  • Social Security numbers

Also Read: How To Apply for Disability Benefits in 3 Easy Steps

Call Our Social Security Disability Attorneys to Discuss Your Family’s Benefits

Are you disabled or unable to work and facing a financial burden? 

Our trusted team of attorneys specializes in Social Security disability claims. Find out how we can help your family get SSDI benefits. Contact Evens Disability or call (855) 503-0101.

SSDI Dependent Benefits FAQ

Frequently asked questions about SSDI dependent benefits.

How Much Do Dependents Get for SSDI?

The maximum amount a dependent can get for SSDI is 50 percent of the award granted to the SSDI recipient. 

Does SSDI Give Back Pay for Dependents?

If you have a spouse or dependent children entitled to benefits based on your SSDI claim, they will also receive back pay for your SSDI award. 

Can You Claim Someone on SSDI as a Dependent?

Yes, you can claim a biological, adopted, stepchild, or grandchild as a dependent. 

Will My SSDI Increase When My Child Turns 18?

No, they will not.

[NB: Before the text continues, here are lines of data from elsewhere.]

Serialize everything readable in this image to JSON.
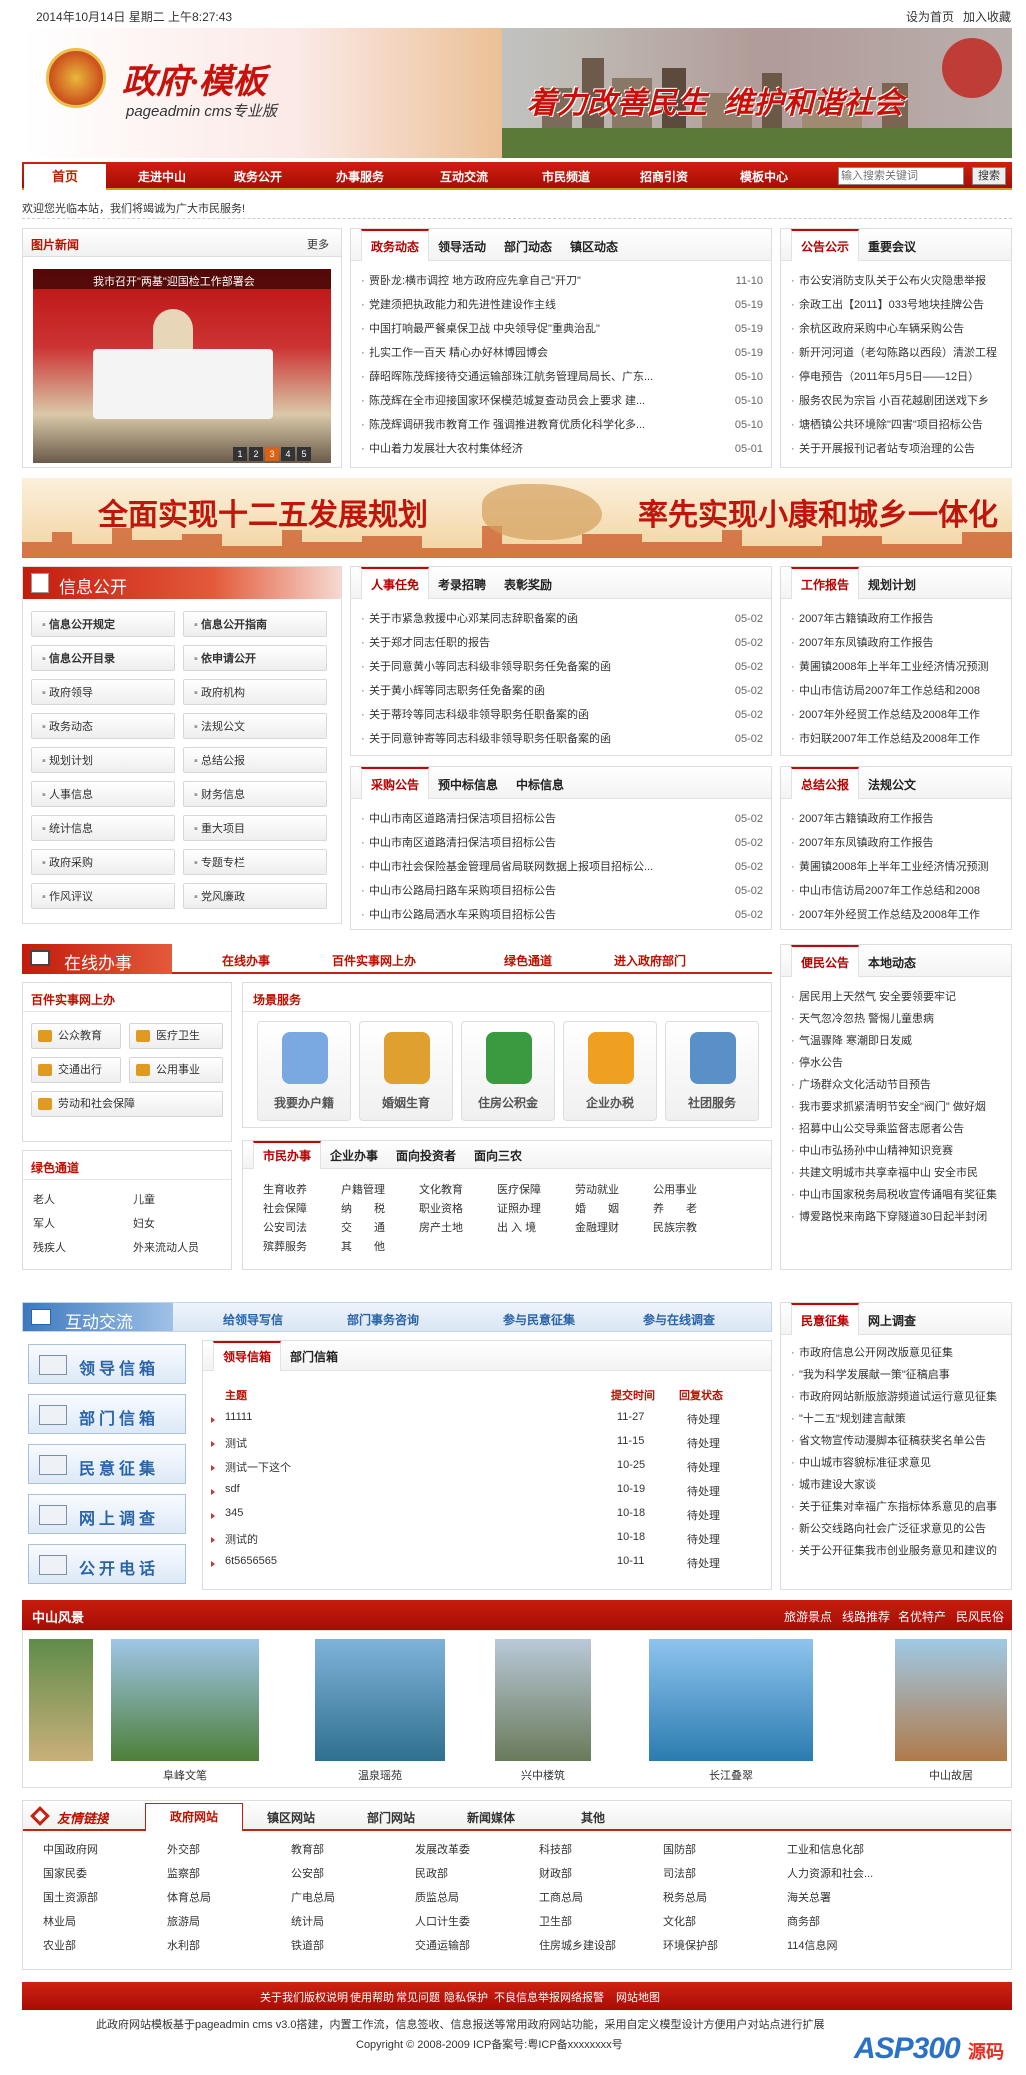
{
  "topbar": {
    "datetime": "2014年10月14日 星期二 上午8:27:43",
    "set_home": "设为首页",
    "add_fav": "加入收藏"
  },
  "banner": {
    "site_title": "政府·模板",
    "site_sub": "pageadmin cms专业版",
    "slogan": "着力改善民生  维护和谐社会"
  },
  "nav": {
    "items": [
      "首页",
      "走进中山",
      "政务公开",
      "办事服务",
      "互动交流",
      "市民频道",
      "招商引资",
      "模板中心"
    ],
    "search_placeholder": "输入搜索关键词",
    "search_btn": "搜索"
  },
  "welcome": "欢迎您光临本站，我们将竭诚为广大市民服务!",
  "picnews": {
    "title": "图片新闻",
    "more": "更多",
    "caption": "我市召开\"两基\"迎国检工作部署会",
    "pages": [
      "1",
      "2",
      "3",
      "4",
      "5"
    ]
  },
  "govnews": {
    "tabs": [
      "政务动态",
      "领导活动",
      "部门动态",
      "镇区动态"
    ],
    "items": [
      {
        "t": "贾卧龙:横市调控 地方政府应先拿自己\"开刀\"",
        "d": "11-10"
      },
      {
        "t": "党建须把执政能力和先进性建设作主线",
        "d": "05-19"
      },
      {
        "t": "中国打响最严餐桌保卫战 中央领导促\"重典治乱\"",
        "d": "05-19"
      },
      {
        "t": "扎实工作一百天 精心办好林博园博会",
        "d": "05-19"
      },
      {
        "t": "薛昭晖陈茂辉接待交通运输部珠江航务管理局局长、广东...",
        "d": "05-10"
      },
      {
        "t": "陈茂辉在全市迎接国家环保模范城复查动员会上要求 建...",
        "d": "05-10"
      },
      {
        "t": "陈茂辉调研我市教育工作 强调推进教育优质化科学化多...",
        "d": "05-10"
      },
      {
        "t": "中山着力发展壮大农村集体经济",
        "d": "05-01"
      }
    ]
  },
  "notice": {
    "tabs": [
      "公告公示",
      "重要会议"
    ],
    "items": [
      "市公安消防支队关于公布火灾隐患举报",
      "余政工出【2011】033号地块挂牌公告",
      "余杭区政府采购中心车辆采购公告",
      "新开河河道（老勾陈路以西段）清淤工程",
      "停电预告（2011年5月5日——12日）",
      "服务农民为宗旨 小百花越剧团送戏下乡",
      "塘栖镇公共环境除\"四害\"项目招标公告",
      "关于开展报刊记者站专项治理的公告"
    ]
  },
  "ad": {
    "left": "全面实现十二五发展规划",
    "right": "率先实现小康和城乡一体化"
  },
  "info": {
    "title": "信息公开",
    "buttons": [
      "信息公开规定",
      "信息公开指南",
      "信息公开目录",
      "依申请公开",
      "政府领导",
      "政府机构",
      "政务动态",
      "法规公文",
      "规划计划",
      "总结公报",
      "人事信息",
      "财务信息",
      "统计信息",
      "重大项目",
      "政府采购",
      "专题专栏",
      "作风评议",
      "党风廉政"
    ]
  },
  "personnel": {
    "tabs": [
      "人事任免",
      "考录招聘",
      "表彰奖励"
    ],
    "items": [
      {
        "t": "关于市紧急救援中心邓某同志辞职备案的函",
        "d": "05-02"
      },
      {
        "t": "关于郑才同志任职的报告",
        "d": "05-02"
      },
      {
        "t": "关于同意黄小等同志科级非领导职务任免备案的函",
        "d": "05-02"
      },
      {
        "t": "关于黄小辉等同志职务任免备案的函",
        "d": "05-02"
      },
      {
        "t": "关于蒂玲等同志科级非领导职务任职备案的函",
        "d": "05-02"
      },
      {
        "t": "关于同意钟寄等同志科级非领导职务任职备案的函",
        "d": "05-02"
      }
    ]
  },
  "workreport": {
    "tabs": [
      "工作报告",
      "规划计划"
    ],
    "items": [
      "2007年古籍镇政府工作报告",
      "2007年东凤镇政府工作报告",
      "黄圃镇2008年上半年工业经济情况预测",
      "中山市信访局2007年工作总结和2008",
      "2007年外经贸工作总结及2008年工作",
      "市妇联2007年工作总结及2008年工作"
    ]
  },
  "purchase": {
    "tabs": [
      "采购公告",
      "预中标信息",
      "中标信息"
    ],
    "items": [
      {
        "t": "中山市南区道路清扫保洁项目招标公告",
        "d": "05-02"
      },
      {
        "t": "中山市南区道路清扫保洁项目招标公告",
        "d": "05-02"
      },
      {
        "t": "中山市社会保险基金管理局省局联网数据上报项目招标公...",
        "d": "05-02"
      },
      {
        "t": "中山市公路局扫路车采购项目招标公告",
        "d": "05-02"
      },
      {
        "t": "中山市公路局洒水车采购项目招标公告",
        "d": "05-02"
      }
    ]
  },
  "summary": {
    "tabs": [
      "总结公报",
      "法规公文"
    ],
    "items": [
      "2007年古籍镇政府工作报告",
      "2007年东凤镇政府工作报告",
      "黄圃镇2008年上半年工业经济情况预测",
      "中山市信访局2007年工作总结和2008",
      "2007年外经贸工作总结及2008年工作"
    ]
  },
  "online": {
    "title": "在线办事",
    "links": [
      "在线办事",
      "百件实事网上办",
      "绿色通道",
      "进入政府部门"
    ],
    "shijian_title": "百件实事网上办",
    "shijian": [
      "公众教育",
      "医疗卫生",
      "交通出行",
      "公用事业",
      "劳动和社会保障"
    ],
    "green_title": "绿色通道",
    "green": [
      "老人",
      "儿童",
      "军人",
      "妇女",
      "残疾人",
      "外来流动人员"
    ],
    "scene_title": "场景服务",
    "scenes": [
      "我要办户籍",
      "婚姻生育",
      "住房公积金",
      "企业办税",
      "社团服务"
    ],
    "citizen_tabs": [
      "市民办事",
      "企业办事",
      "面向投资者",
      "面向三农"
    ],
    "citizen_grid": [
      "生育收养",
      "户籍管理",
      "文化教育",
      "医疗保障",
      "劳动就业",
      "公用事业",
      "社会保障",
      "纳　　税",
      "职业资格",
      "证照办理",
      "婚　　姻",
      "养　　老",
      "公安司法",
      "交　　通",
      "房产土地",
      "出 入 境",
      "金融理财",
      "民族宗教",
      "殡葬服务",
      "其　　他"
    ]
  },
  "convenience": {
    "tabs": [
      "便民公告",
      "本地动态"
    ],
    "items": [
      "居民用上天然气 安全要领要牢记",
      "天气忽冷忽热 警惕儿童患病",
      "气温骤降 寒潮即日发威",
      "停水公告",
      "广场群众文化活动节目预告",
      "我市要求抓紧清明节安全\"阀门\" 做好烟",
      "招募中山公交导乘监督志愿者公告",
      "中山市弘扬孙中山精神知识竞赛",
      "共建文明城市共享幸福中山 安全市民",
      "中山市国家税务局税收宣传诵唱有奖征集",
      "博爱路悦来南路下穿隧道30日起半封闭"
    ]
  },
  "interact": {
    "title": "互动交流",
    "links": [
      "给领导写信",
      "部门事务咨询",
      "参与民意征集",
      "参与在线调查"
    ],
    "side": [
      "领导信箱",
      "部门信箱",
      "民意征集",
      "网上调查",
      "公开电话"
    ],
    "tabs": [
      "领导信箱",
      "部门信箱"
    ],
    "cols": [
      "主题",
      "提交时间",
      "回复状态"
    ],
    "rows": [
      [
        "11111",
        "11-27",
        "待处理"
      ],
      [
        "测试",
        "11-15",
        "待处理"
      ],
      [
        "测试一下这个",
        "10-25",
        "待处理"
      ],
      [
        "sdf",
        "10-19",
        "待处理"
      ],
      [
        "345",
        "10-18",
        "待处理"
      ],
      [
        "测试的",
        "10-18",
        "待处理"
      ],
      [
        "6t5656565",
        "10-11",
        "待处理"
      ]
    ]
  },
  "poll": {
    "tabs": [
      "民意征集",
      "网上调查"
    ],
    "items": [
      "市政府信息公开网改版意见征集",
      "\"我为科学发展献一策\"征稿启事",
      "市政府网站新版旅游频道试运行意见征集",
      "\"十二五\"规划建言献策",
      "省文物宣传动漫脚本征稿获奖名单公告",
      "中山城市容貌标准征求意见",
      "城市建设大家谈",
      "关于征集对幸福广东指标体系意见的启事",
      "新公交线路向社会广泛征求意见的公告",
      "关于公开征集我市创业服务意见和建议的"
    ]
  },
  "scenery": {
    "title": "中山风景",
    "links": [
      "旅游景点",
      "线路推荐",
      "名优特产",
      "民风民俗"
    ],
    "photos": [
      "",
      "阜峰文笔",
      "温泉瑶苑",
      "兴中楼筑",
      "长江叠翠",
      "中山故居"
    ]
  },
  "friendlink": {
    "title": "友情链接",
    "tabs": [
      "政府网站",
      "镇区网站",
      "部门网站",
      "新闻媒体",
      "其他"
    ],
    "items": [
      "中国政府网",
      "外交部",
      "教育部",
      "发展改革委",
      "科技部",
      "国防部",
      "工业和信息化部",
      "国家民委",
      "监察部",
      "公安部",
      "民政部",
      "财政部",
      "司法部",
      "人力资源和社会...",
      "国土资源部",
      "体育总局",
      "广电总局",
      "质监总局",
      "工商总局",
      "税务总局",
      "海关总署",
      "林业局",
      "旅游局",
      "统计局",
      "人口计生委",
      "卫生部",
      "文化部",
      "商务部",
      "农业部",
      "水利部",
      "铁道部",
      "交通运输部",
      "住房城乡建设部",
      "环境保护部",
      "114信息网"
    ]
  },
  "footer": {
    "links": [
      "关于我们",
      "版权说明",
      "使用帮助",
      "常见问题",
      "隐私保护",
      "不良信息举报",
      "网络报警",
      "网站地图"
    ],
    "line1": "此政府网站模板基于pageadmin cms v3.0搭建，内置工作流，信息签收、信息报送等常用政府网站功能，采用自定义模型设计方便用户对站点进行扩展",
    "line2": "Copyright © 2008-2009 ICP备案号:粤ICP备xxxxxxxx号",
    "watermark": "ASP300",
    "watermark2": "源码"
  },
  "colors": {
    "primary_red": "#c41a0c",
    "nav_red": "#b5120a",
    "blue": "#2a64a8"
  }
}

Your SSDI benefits will remain the same.

What Are Student Benefits for Social Security?

Student benefits are monthly Social Security benefits for eligible students under age 19.

Children of retired, deceased, or disabled SSDI beneficiaries are entitled to benefits until they reach age 19 or complete grade 12, whichever occurs first.

Note: The SSA will not pay benefits to college students, only students taking courses at grade 12 or below.

Learn more about student benefits.